Despite a lot of female talent and a lack of such on my end, I managed not get chicked this race.
Top 3 women, left to right:
1st: Roxanne Woodhouse. I ran a little with her at the start-- she goes out hard. She possibly would have chicked me, but she got lost at a poorly marked road crossing at a complex intersection on the return (I even started heading the wrong way, but caught myself. RD's please take note.) 48 years old, whoa!
2nd: Jen Benna. Ran with her at Tahoe Rim Trail 100 mile in July before she put a few minutes (well, actually, a few hours) on me. (her TRT report) Her baby recently turned 1. She didn't mention bringing her breast pump to this race. More details on this if and when I finish my TRT report. Her husband's Western States documentary coming out soon.
3rd: Bree Lambert. I think she might have been a little disappointed with finish, but she also got off-track and in any case, still top 3. We are so lucky to have her on our Quicksilver Ultra Running Team.
Speaking of our Quicksilver Team, we may have clinched all divisions of the PAUSATF Ultra Grand Prix competition. I think I remember from years past when I won the individual Open (30-39) Men's Division, that the winning teams get a paperweight or something similarly amazing and valuable. Undoubtedly we will give this to our Great Leader, Coach Greg Lanctot, who gave me a Guinness from his cooler.
The fairly steep rise in the race fees under the new management (Norcal Ultras) raised a few eyebrows this year, but at least everyone's family can eat for free. My kids claimed to have only eaten 3 Smores each.
Diane Forrest, post-race picnic volunteer in crime with my kids
Plus the race schwag was pretty good, this from someone with already enough shirts and jackets. Patagonia x2 and Moeben. Plus a nice volunteer gave my visible kids a couple of Puffins cereal backpacks. Thank all you awesome volunteers!

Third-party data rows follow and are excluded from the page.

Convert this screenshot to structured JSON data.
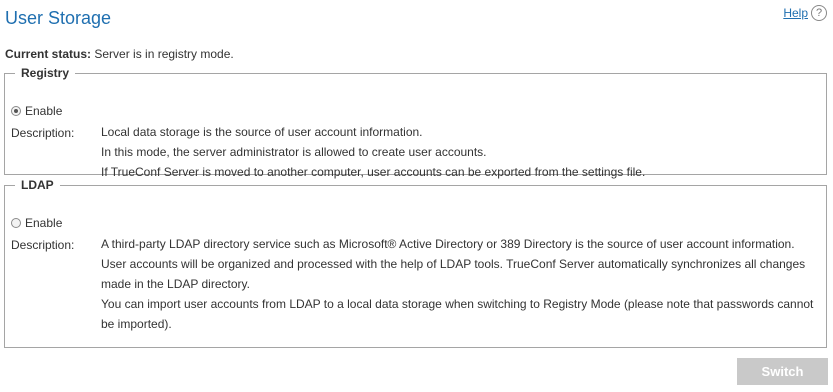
{
  "page": {
    "title": "User Storage",
    "help_label": "Help",
    "help_icon": "?"
  },
  "status": {
    "label": "Current status:",
    "value": " Server is in registry mode."
  },
  "registry": {
    "legend": "Registry",
    "enable_label": "Enable",
    "enabled": true,
    "description_label": "Description:",
    "lines": [
      "Local data storage is the source of user account information.",
      "In this mode, the server administrator is allowed to create user accounts.",
      "If TrueConf Server is moved to another computer, user accounts can be exported from the settings file."
    ]
  },
  "ldap": {
    "legend": "LDAP",
    "enable_label": "Enable",
    "enabled": false,
    "description_label": "Description:",
    "lines": [
      "A third-party LDAP directory service such as Microsoft® Active Directory or 389 Directory is the source of user account information.",
      "User accounts will be organized and processed with the help of LDAP tools. TrueConf Server automatically synchronizes all changes made in the LDAP directory.",
      "You can import user accounts from LDAP to a local data storage when switching to Registry Mode (please note that passwords cannot be imported)."
    ]
  },
  "actions": {
    "switch_label": "Switch"
  }
}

Stand on your head if this bothers you.
(I don't have time to figure out how to invert it.)